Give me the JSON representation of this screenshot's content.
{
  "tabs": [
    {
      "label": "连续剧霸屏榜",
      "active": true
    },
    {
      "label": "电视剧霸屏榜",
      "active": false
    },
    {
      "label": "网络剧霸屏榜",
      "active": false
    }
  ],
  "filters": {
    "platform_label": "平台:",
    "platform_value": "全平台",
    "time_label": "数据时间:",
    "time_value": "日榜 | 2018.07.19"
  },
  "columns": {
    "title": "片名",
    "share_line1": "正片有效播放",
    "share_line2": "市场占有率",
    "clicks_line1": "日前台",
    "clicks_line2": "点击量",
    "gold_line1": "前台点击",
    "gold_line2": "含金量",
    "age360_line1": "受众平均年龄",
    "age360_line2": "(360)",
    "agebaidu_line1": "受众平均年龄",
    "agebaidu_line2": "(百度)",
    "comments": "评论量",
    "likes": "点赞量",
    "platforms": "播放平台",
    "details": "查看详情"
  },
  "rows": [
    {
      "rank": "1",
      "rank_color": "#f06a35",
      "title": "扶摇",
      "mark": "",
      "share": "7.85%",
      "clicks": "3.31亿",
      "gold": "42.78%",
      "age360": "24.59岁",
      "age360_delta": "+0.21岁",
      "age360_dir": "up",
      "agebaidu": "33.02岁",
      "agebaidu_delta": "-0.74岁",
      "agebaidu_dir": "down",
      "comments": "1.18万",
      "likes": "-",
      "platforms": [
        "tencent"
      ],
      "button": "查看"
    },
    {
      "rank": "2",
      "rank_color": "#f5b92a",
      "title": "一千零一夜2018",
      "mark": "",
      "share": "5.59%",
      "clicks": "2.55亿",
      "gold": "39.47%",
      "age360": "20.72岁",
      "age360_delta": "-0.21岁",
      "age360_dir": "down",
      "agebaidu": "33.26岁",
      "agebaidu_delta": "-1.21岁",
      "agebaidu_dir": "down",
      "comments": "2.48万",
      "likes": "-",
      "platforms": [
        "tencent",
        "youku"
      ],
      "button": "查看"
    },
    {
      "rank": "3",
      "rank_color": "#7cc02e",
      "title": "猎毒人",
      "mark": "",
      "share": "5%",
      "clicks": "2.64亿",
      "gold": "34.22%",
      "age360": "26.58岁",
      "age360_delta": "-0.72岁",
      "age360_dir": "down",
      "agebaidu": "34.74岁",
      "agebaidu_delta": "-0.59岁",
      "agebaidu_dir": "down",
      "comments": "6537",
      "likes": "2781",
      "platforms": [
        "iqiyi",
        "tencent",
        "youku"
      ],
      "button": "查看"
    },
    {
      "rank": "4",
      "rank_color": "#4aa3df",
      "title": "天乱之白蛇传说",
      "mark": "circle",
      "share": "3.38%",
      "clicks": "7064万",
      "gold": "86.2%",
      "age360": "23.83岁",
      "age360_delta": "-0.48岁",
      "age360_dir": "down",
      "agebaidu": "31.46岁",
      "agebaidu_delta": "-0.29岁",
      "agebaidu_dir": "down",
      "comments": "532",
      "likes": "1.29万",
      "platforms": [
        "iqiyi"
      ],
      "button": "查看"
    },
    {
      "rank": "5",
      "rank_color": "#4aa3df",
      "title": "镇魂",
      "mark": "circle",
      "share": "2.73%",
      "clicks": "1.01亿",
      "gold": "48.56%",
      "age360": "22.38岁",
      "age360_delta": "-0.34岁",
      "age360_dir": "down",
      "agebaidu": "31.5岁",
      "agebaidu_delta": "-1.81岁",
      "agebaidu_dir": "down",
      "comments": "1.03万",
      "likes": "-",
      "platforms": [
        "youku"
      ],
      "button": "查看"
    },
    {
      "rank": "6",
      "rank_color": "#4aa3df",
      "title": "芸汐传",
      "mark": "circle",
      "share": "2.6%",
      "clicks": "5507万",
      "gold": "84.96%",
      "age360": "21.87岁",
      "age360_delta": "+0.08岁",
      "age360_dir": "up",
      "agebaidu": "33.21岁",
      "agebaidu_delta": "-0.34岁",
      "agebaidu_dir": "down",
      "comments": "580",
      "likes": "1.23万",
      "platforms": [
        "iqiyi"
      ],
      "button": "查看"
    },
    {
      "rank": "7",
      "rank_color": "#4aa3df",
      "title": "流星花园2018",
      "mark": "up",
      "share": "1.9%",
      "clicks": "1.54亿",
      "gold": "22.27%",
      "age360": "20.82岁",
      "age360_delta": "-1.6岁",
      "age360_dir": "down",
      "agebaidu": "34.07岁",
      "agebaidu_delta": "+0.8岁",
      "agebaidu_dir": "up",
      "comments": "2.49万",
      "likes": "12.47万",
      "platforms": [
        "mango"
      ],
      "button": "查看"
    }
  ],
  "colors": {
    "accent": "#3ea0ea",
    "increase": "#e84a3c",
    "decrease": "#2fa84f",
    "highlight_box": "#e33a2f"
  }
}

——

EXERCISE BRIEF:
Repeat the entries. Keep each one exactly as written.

SOLUTION TO THIS PROBLEM:
Give me the JSON representation of this screenshot's content.
{
  "tabs": [
    {
      "label": "连续剧霸屏榜",
      "active": true
    },
    {
      "label": "电视剧霸屏榜",
      "active": false
    },
    {
      "label": "网络剧霸屏榜",
      "active": false
    }
  ],
  "filters": {
    "platform_label": "平台:",
    "platform_value": "全平台",
    "time_label": "数据时间:",
    "time_value": "日榜 | 2018.07.19"
  },
  "columns": {
    "title": "片名",
    "share_line1": "正片有效播放",
    "share_line2": "市场占有率",
    "clicks_line1": "日前台",
    "clicks_line2": "点击量",
    "gold_line1": "前台点击",
    "gold_line2": "含金量",
    "age360_line1": "受众平均年龄",
    "age360_line2": "(360)",
    "agebaidu_line1": "受众平均年龄",
    "agebaidu_line2": "(百度)",
    "comments": "评论量",
    "likes": "点赞量",
    "platforms": "播放平台",
    "details": "查看详情"
  },
  "rows": [
    {
      "rank": "1",
      "rank_color": "#f06a35",
      "title": "扶摇",
      "mark": "",
      "share": "7.85%",
      "clicks": "3.31亿",
      "gold": "42.78%",
      "age360": "24.59岁",
      "age360_delta": "+0.21岁",
      "age360_dir": "up",
      "agebaidu": "33.02岁",
      "agebaidu_delta": "-0.74岁",
      "agebaidu_dir": "down",
      "comments": "1.18万",
      "likes": "-",
      "platforms": [
        "tencent"
      ],
      "button": "查看"
    },
    {
      "rank": "2",
      "rank_color": "#f5b92a",
      "title": "一千零一夜2018",
      "mark": "",
      "share": "5.59%",
      "clicks": "2.55亿",
      "gold": "39.47%",
      "age360": "20.72岁",
      "age360_delta": "-0.21岁",
      "age360_dir": "down",
      "agebaidu": "33.26岁",
      "agebaidu_delta": "-1.21岁",
      "agebaidu_dir": "down",
      "comments": "2.48万",
      "likes": "-",
      "platforms": [
        "tencent",
        "youku"
      ],
      "button": "查看"
    },
    {
      "rank": "3",
      "rank_color": "#7cc02e",
      "title": "猎毒人",
      "mark": "",
      "share": "5%",
      "clicks": "2.64亿",
      "gold": "34.22%",
      "age360": "26.58岁",
      "age360_delta": "-0.72岁",
      "age360_dir": "down",
      "agebaidu": "34.74岁",
      "agebaidu_delta": "-0.59岁",
      "agebaidu_dir": "down",
      "comments": "6537",
      "likes": "2781",
      "platforms": [
        "iqiyi",
        "tencent",
        "youku"
      ],
      "button": "查看"
    },
    {
      "rank": "4",
      "rank_color": "#4aa3df",
      "title": "天乱之白蛇传说",
      "mark": "circle",
      "share": "3.38%",
      "clicks": "7064万",
      "gold": "86.2%",
      "age360": "23.83岁",
      "age360_delta": "-0.48岁",
      "age360_dir": "down",
      "agebaidu": "31.46岁",
      "agebaidu_delta": "-0.29岁",
      "agebaidu_dir": "down",
      "comments": "532",
      "likes": "1.29万",
      "platforms": [
        "iqiyi"
      ],
      "button": "查看"
    },
    {
      "rank": "5",
      "rank_color": "#4aa3df",
      "title": "镇魂",
      "mark": "circle",
      "share": "2.73%",
      "clicks": "1.01亿",
      "gold": "48.56%",
      "age360": "22.38岁",
      "age360_delta": "-0.34岁",
      "age360_dir": "down",
      "agebaidu": "31.5岁",
      "agebaidu_delta": "-1.81岁",
      "agebaidu_dir": "down",
      "comments": "1.03万",
      "likes": "-",
      "platforms": [
        "youku"
      ],
      "button": "查看"
    },
    {
      "rank": "6",
      "rank_color": "#4aa3df",
      "title": "芸汐传",
      "mark": "circle",
      "share": "2.6%",
      "clicks": "5507万",
      "gold": "84.96%",
      "age360": "21.87岁",
      "age360_delta": "+0.08岁",
      "age360_dir": "up",
      "agebaidu": "33.21岁",
      "agebaidu_delta": "-0.34岁",
      "agebaidu_dir": "down",
      "comments": "580",
      "likes": "1.23万",
      "platforms": [
        "iqiyi"
      ],
      "button": "查看"
    },
    {
      "rank": "7",
      "rank_color": "#4aa3df",
      "title": "流星花园2018",
      "mark": "up",
      "share": "1.9%",
      "clicks": "1.54亿",
      "gold": "22.27%",
      "age360": "20.82岁",
      "age360_delta": "-1.6岁",
      "age360_dir": "down",
      "agebaidu": "34.07岁",
      "agebaidu_delta": "+0.8岁",
      "agebaidu_dir": "up",
      "comments": "2.49万",
      "likes": "12.47万",
      "platforms": [
        "mango"
      ],
      "button": "查看"
    }
  ],
  "colors": {
    "accent": "#3ea0ea",
    "increase": "#e84a3c",
    "decrease": "#2fa84f",
    "highlight_box": "#e33a2f"
  }
}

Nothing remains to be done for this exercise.